sven
 
Posts: 97
Joined: Sun Sep 26, 2004 5:54 am
Location: Brooklyn

Re: Mt. Olympus, New Zealand, July 17, 2010

Postby Tony Crocker » Thu Jul 22, 2010 12:26 pm

I was somewhat worn out after Saturday at Mt. Olympus and ready to take a couple of days break. But then I saw the weather forecast for deteriorating weather Monday/Tuesday with possible wind of 50+ MPH. So I decided to ski Porters Sunday on the way to the West Coast. Sunday the 18th turned out to be the blue sky day with the most pleasing snow conditions of my trip. On Monday with refrozen snow and Tuesday with a rain/snow line about halfway up Broken River I'm glad I was not skiing. Fortunately I got in a guided Franz Josef glacier walk Monday afternoon with just a bit of drizzle. From late Monday night into Tuesday afternoon it poured rain on the West Coast.

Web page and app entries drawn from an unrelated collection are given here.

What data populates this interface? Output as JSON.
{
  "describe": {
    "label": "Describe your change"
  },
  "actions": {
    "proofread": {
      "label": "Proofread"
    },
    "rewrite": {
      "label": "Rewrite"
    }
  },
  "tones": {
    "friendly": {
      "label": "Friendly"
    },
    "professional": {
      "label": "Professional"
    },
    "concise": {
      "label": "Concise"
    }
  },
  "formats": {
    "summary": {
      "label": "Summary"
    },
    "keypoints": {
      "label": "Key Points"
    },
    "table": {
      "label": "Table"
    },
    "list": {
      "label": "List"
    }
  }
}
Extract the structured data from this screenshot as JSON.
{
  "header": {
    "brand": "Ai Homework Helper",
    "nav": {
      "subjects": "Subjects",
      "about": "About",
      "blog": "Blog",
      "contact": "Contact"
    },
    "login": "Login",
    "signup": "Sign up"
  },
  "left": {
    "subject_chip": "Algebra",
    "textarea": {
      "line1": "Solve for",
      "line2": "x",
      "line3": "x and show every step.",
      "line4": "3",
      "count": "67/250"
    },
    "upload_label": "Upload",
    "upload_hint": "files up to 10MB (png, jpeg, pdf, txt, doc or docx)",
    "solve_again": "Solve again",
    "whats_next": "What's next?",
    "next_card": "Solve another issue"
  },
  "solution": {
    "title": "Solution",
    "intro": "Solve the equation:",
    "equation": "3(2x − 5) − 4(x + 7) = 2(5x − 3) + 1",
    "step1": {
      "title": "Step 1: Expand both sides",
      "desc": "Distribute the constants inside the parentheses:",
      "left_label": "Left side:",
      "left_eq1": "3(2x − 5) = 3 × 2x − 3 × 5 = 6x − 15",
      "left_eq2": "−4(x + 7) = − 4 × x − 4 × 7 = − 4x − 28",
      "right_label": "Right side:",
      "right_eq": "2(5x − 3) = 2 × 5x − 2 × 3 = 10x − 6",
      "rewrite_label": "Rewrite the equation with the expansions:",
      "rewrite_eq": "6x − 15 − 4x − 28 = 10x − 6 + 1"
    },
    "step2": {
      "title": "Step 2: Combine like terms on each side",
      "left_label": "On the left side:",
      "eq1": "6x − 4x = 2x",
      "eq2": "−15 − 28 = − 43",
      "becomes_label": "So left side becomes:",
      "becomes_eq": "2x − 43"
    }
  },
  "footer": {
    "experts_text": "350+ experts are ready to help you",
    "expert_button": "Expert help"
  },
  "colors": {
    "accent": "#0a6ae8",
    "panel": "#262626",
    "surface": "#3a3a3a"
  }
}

I saw a topo map of Broken River and Cragieburn while at Broken River Wednesday. The average orientation is southeast but skier's right of most of the bowls would get direct morning sun. Craigieburn is supposed to have an abundance of steep terrain, which is why current coverage is not yet adequate for good skiing. Broken River has similar snowpack but has tussocks on its lower slopes so you're not hitting many rocks there.

NZ weather can come from nearly any direction. The big dump in mid-June worked its way up the South Island from the southeast. Thus the areas that stick out into the Canterbury plain (Mt. Hutt and even more Mt. Lyford) got the most snow. Moving inland to the NW snowfall from that storm tailed off quite a bit once you got past Porters. Temple Basin, which is farthest inland past the town of Arthur's Pass, is not open yet. The West Coast gets 100+ inches of precip per year minimum and 2-3x that as you hit the mountains. The problem is that the NW flow is coming from relatively warm water and while it's mostly snow at the top of the glaciers at 3,000 meters, the ski areas top out at 2,000 meters and thus can get rain if those storms get across the Southern Alps. So perhaps it's just as well most ski areas are on the leeward side given their elevation.

There had been some rain in the ski areas since the big June storm. Of the areas I skied I would say Mt. Olympus had the least amount of resulting hard snow. The crust was tough to ski but that was because it was thin and breakable. Much of the shaded off-piste at Mt. Hutt and Porters was solid frozen granular. And there was a hard subsurface under the new snow at Broken River.

Guide Marcus and BD co-owner Heather at the bottom hut at Mt. Olympus:
IMG_6827.JPG
IMG_6827.JPG (140.32 KiB) Viewed 5367 times

IMG_6828.JPG
IMG_6828.JPG (91.93 KiB) Viewed 5367 times

That hut is at about 3,000 feet. The second pic is the radio to call up the hill to the base at 4,700. However that bottom hut is also at the bottom of the Ryton drainage, one bowl east of Mt. Olympus' Main Face and an enticing backcountry run when the snow is deep.
http://bestsnow.net
Ski Records
Season length: 21 months, Nov. 29, 2010 - July 2, 2012
Days in one year: 80 from Nov. 29, 2010 - Nov. 17, 2011
Season vertical: 1,610K in 2016-17
Season powder: 291K in 2011-12
User avatar
Tony Crocker
 
Posts: 9820
Joined: Thu Sep 23, 2004 10:37 am
Location: Avatar: Charlotte Bay, Antarctica 2011
Location: Glendale, California


Return to Down Under

Who is online

Users browsing this forum: No registered users and 3 guests


All content herein copyright © 1999-2017 First Tracks!! Online Media

Forums Terms & Conditions of Use